What you are asked to do: Search the data for the word "Mafinacc" and copy every line that contains it.

--- Task inputs Enclosed Below ---

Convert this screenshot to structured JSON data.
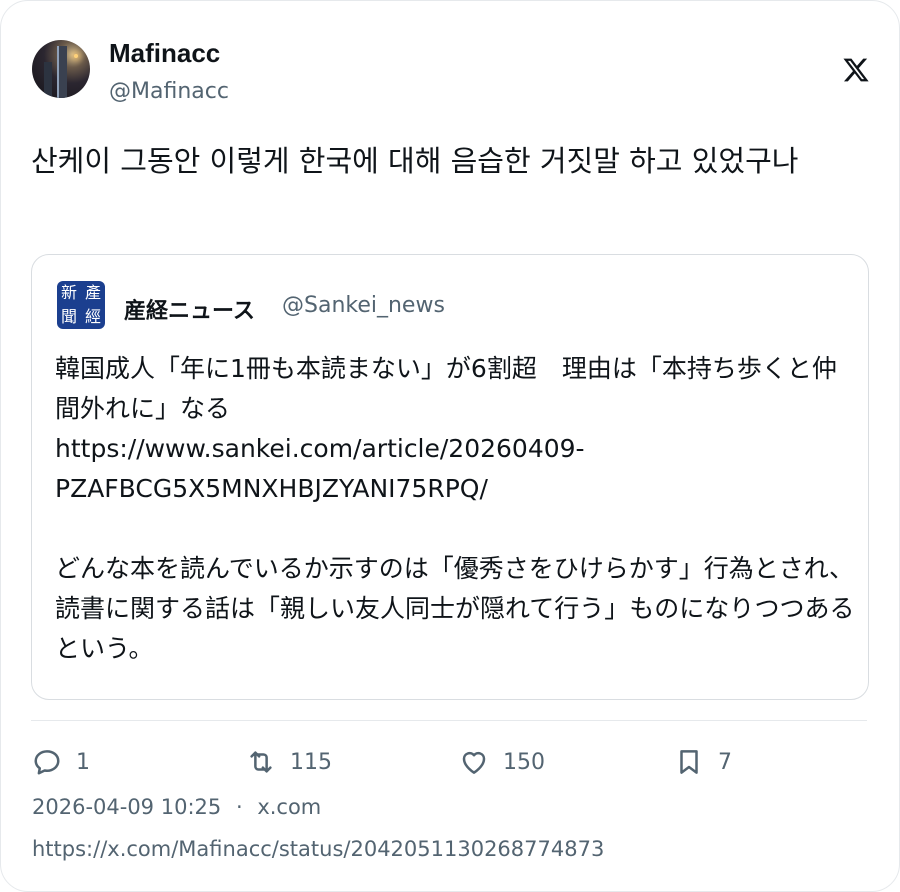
{
  "author": {
    "name": "Mafinacc",
    "handle": "@Mafinacc"
  },
  "tweet": {
    "text": "산케이 그동안 이렇게 한국에 대해 음습한 거짓말 하고 있었구나"
  },
  "quoted": {
    "logo_chars": [
      "產",
      "經",
      "新",
      "聞"
    ],
    "name": "産経ニュース",
    "handle": "@Sankei_news",
    "body": "韓国成人「年に1冊も本読まない」が6割超　理由は「本持ち歩くと仲間外れに」なる\nhttps://www.sankei.com/article/20260409-PZAFBCG5X5MNXHBJZYANI75RPQ/\n\nどんな本を読んでいるか示すのは「優秀さをひけらかす」行為とされ、読書に関する話は「親しい友人同士が隠れて行う」ものになりつつあるという。"
  },
  "actions": {
    "reply_count": "1",
    "retweet_count": "115",
    "like_count": "150",
    "bookmark_count": "7"
  },
  "meta": {
    "timestamp": "2026-04-09 10:25",
    "separator": "·",
    "source": "x.com",
    "url": "https://x.com/Mafinacc/status/2042051130268774873"
  },
  "colors": {
    "text": "#0f1419",
    "secondary": "#536471",
    "border": "#d9dde1",
    "sankei_blue": "#1b3f8f"
  },
  "icons": {
    "brand": "x-logo-icon",
    "reply": "speech-bubble-icon",
    "retweet": "retweet-arrows-icon",
    "like": "heart-icon",
    "bookmark": "bookmark-icon"
  }
}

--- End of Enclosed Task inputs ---

Result of the task:
    "name": "Mafinacc",
    "handle": "@Mafinacc"
    "url": "https://x.com/Mafinacc/status/2042051130268774873"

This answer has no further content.